The material-point method (MPM) [2-4] is an extension of the hydrodynamics, particle-in-cell code, FLIP , to problems in solid mechanics. MPM was developed at UNM, in collaboration with Professor Howard Schreyer (Mechanical Engineering Department) and Professor Zhen Chen (Civil and Environmental Engineering, University of Missouri) with support from Sandia National Laboratories. Since then, many students and colleagues have been involved in using or developing MPM.
In MPM, a fluid or solid body is discretized using a collection of material points that are followed throughout the deformation history. Information from these points is transferred to a background computational grid, where the momentum equation is solved. The grid solution is then used to move the material points and update their properties. In contrast to FLIP, the full stress tensor is carried by the material points so that history-dependent constitutive models are easily implemented.
The method has several advantages, the Lagrangian description provided by the material points naturally tracks the position of bodies and is capable of representing large deformations without the problem of mesh tangling. Referring material-point data to a grid allows an efficient solution of the interactions (linear in the number of material points). Objects of any shape are defined by filling a region with material points, and the computational mesh does not have to conform to the object - greatly simplifying mesh construction. Since material points move in a single-valued velocity field determined from the grid solution, interpenetration of bodies is not possible. This feature makes MPM particularly suited to problems involving many bodies in contact, since no-slip contact can be enforced without a special algorithm.

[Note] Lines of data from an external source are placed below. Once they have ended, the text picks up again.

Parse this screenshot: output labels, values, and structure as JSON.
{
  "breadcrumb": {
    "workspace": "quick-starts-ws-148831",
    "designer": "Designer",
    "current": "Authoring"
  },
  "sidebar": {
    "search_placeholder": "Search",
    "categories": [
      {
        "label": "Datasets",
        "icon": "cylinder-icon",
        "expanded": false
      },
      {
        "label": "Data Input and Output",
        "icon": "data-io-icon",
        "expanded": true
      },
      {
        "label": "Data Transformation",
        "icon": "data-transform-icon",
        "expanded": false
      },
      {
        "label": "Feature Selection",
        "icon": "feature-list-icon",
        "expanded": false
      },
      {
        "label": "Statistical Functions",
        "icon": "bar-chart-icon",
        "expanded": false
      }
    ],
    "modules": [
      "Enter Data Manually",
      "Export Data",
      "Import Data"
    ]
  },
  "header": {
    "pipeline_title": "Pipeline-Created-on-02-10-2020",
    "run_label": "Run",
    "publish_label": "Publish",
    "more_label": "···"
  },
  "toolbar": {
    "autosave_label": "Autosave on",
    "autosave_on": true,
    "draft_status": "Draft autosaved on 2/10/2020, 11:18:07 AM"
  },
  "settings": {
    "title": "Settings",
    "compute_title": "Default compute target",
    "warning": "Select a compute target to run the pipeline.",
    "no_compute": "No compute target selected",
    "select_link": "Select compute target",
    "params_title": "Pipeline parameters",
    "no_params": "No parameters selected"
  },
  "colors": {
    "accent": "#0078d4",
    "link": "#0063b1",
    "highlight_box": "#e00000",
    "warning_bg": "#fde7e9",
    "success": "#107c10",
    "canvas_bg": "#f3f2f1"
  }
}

MPM has been applied to impact, rebound and penetration or perforation problems; and to manufacturing problems such as metal rolling, cutting, extrusion and upsetting. It has also been modified to allow simulations of thin membranes, and the contact algorithm has been extended to allow frictional contact. Simulations of granular material have particularly benefited from the addition of frictional contact.
Last updated: September, 1998
Copyright © 1998, Deborah Sulsky